Egypt confirms 35th H1N1 death in country
CAIRO: Egypt’s health ministry on Wednesday confirmed two more H1N1, or Swine Flu, deaths in the country, raising the total to 35. The past two weeks has witnessed the worst outbreak of the virus, as health experts believe the change in seasons has contributed to the rise in risk.
A 14-year-old boy died of the virus in Beheira, 90 miles north of Cairo, the ministry said in a statement, adding that the boy suffered from dyspnea, fever and slipped into a coma before passing.
Another 21-year-old woman died in Qena, 300 miles south of the Egyptian capital. According to the statement, the woman suffered from pneumonia and heart problems, which led to her death.
The Egyptian ministry of health reported on Monday that one person has died as a result of the deadly H1N1 virus, or Swine Flu, pushing the total number of deaths from the virus to 32. The ministry, however, did not give further details of the person’s situation, simply saying that an additional Egyptian citizen has perished from the deadly flu virus.
The announcement of the 32nd death came as the ministry on Sunday evening confirmed a further 7 H1N1, or Swine flu, deaths in the country over the weekend. In a report published by the country’s official MENA news agency, the ministry said the latest victim was a 29-year-old woman from the northern Gharbiya governorate some 50 miles north of Cairo.
According to the ministry, the woman worked as a nurse in a local hospital and suffered from severe dyspnea.
In the Giza governorate, a 54-year-old woman was also reported to have died as a result of the deadly Swine flu, the ministry spokesman Abdel Rahman Shahine told MENA. He said the woman suffered from severe respiratory symptoms and had a history of cancer, which included chemotherapy and radiation after having had a hysterectomy.
It is unclear if this was to blame for her death.

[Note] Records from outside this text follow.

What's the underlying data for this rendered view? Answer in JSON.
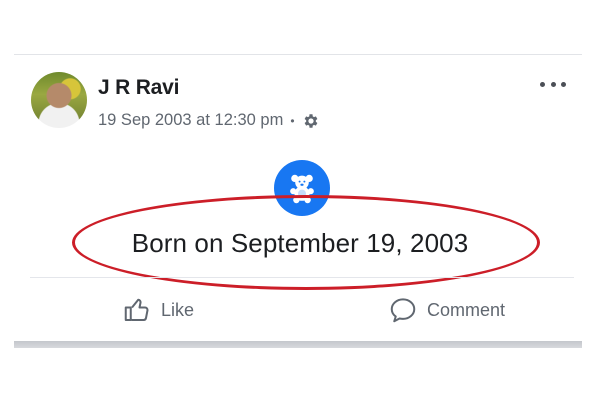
{
  "post": {
    "author": "J R Ravi",
    "timestamp": "19 Sep 2003 at 12:30 pm",
    "separator": "•",
    "privacy_icon": "gear-icon",
    "more_icon": "more-options-icon"
  },
  "life_event": {
    "icon": "teddy-bear-icon",
    "text": "Born on September 19, 2003"
  },
  "actions": {
    "like_label": "Like",
    "comment_label": "Comment"
  },
  "colors": {
    "accent": "#1877f2",
    "annotation": "#cc1e28",
    "meta_text": "#606770"
  }
}
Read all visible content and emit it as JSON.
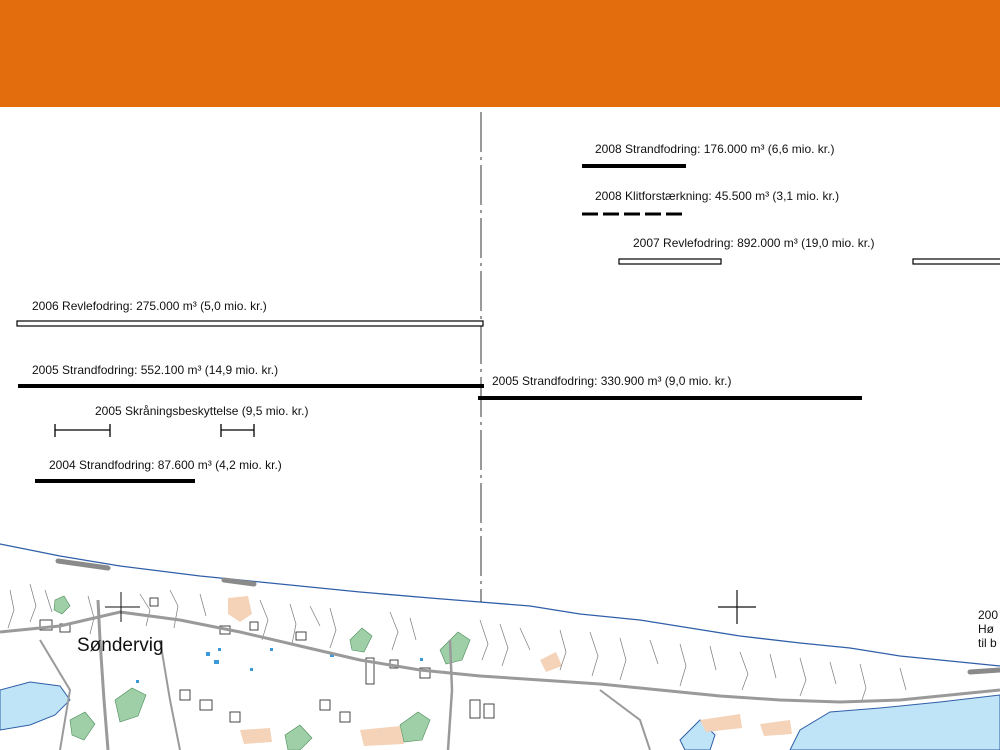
{
  "header": {
    "color": "#e36c0c"
  },
  "map": {
    "place_name": "Søndervig",
    "partial_text": [
      "200",
      "Hø",
      "til b"
    ]
  },
  "legend_items": [
    {
      "key": "s2008",
      "text": "2008 Strandfodring: 176.000 m³ (6,6 mio. kr.)",
      "style": "thick-solid"
    },
    {
      "key": "k2008",
      "text": "2008 Klitforstærkning: 45.500 m³ (3,1 mio. kr.)",
      "style": "dashed"
    },
    {
      "key": "r2007",
      "text": "2007 Revlefodring: 892.000 m³ (19,0 mio. kr.)",
      "style": "double"
    },
    {
      "key": "r2006",
      "text": "2006 Revlefodring: 275.000 m³ (5,0 mio. kr.)",
      "style": "double"
    },
    {
      "key": "s2005a",
      "text": "2005 Strandfodring: 552.100 m³ (14,9 mio. kr.)",
      "style": "thick-solid"
    },
    {
      "key": "s2005b",
      "text": "2005 Strandfodring: 330.900 m³ (9,0 mio. kr.)",
      "style": "thick-solid"
    },
    {
      "key": "sk2005",
      "text": "2005 Skråningsbeskyttelse (9,5 mio. kr.)",
      "style": "bracket"
    },
    {
      "key": "s2004",
      "text": "2004 Strandfodring: 87.600 m³ (4,2 mio. kr.)",
      "style": "thick-solid"
    }
  ],
  "colors": {
    "coastline": "#2f5fa8",
    "road": "#9a9a9a",
    "water": "#bfe4f7",
    "vegetation": "#9fcfa7",
    "urban": "#f4d3b9"
  }
}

Since the virus first appeared in Egypt last June, the ministry has reported over 3,800 cases of the flu, but despite the growing number of deaths, the ministry remains optimistic of the country’s outlook with the virus.
Amr Kandil, Undersecretary of the Ministry of Health for Preventive Affairs, stressed that the virus has not mutated and said that the high rate of infection per day is not indicative of a mutation. However, Awad Mahgour, Director of Communicable Diseases at the World Health Organization stressed that the virus has already mutated in a number of countries, “but slowly and in a restricted context.”
Worries across the medical community are that if the swine flu virus somehow mutates with the avian influenza, the world could see a major flu pandemic that could kill millions.
**reporting by Mohamed Abdel Salam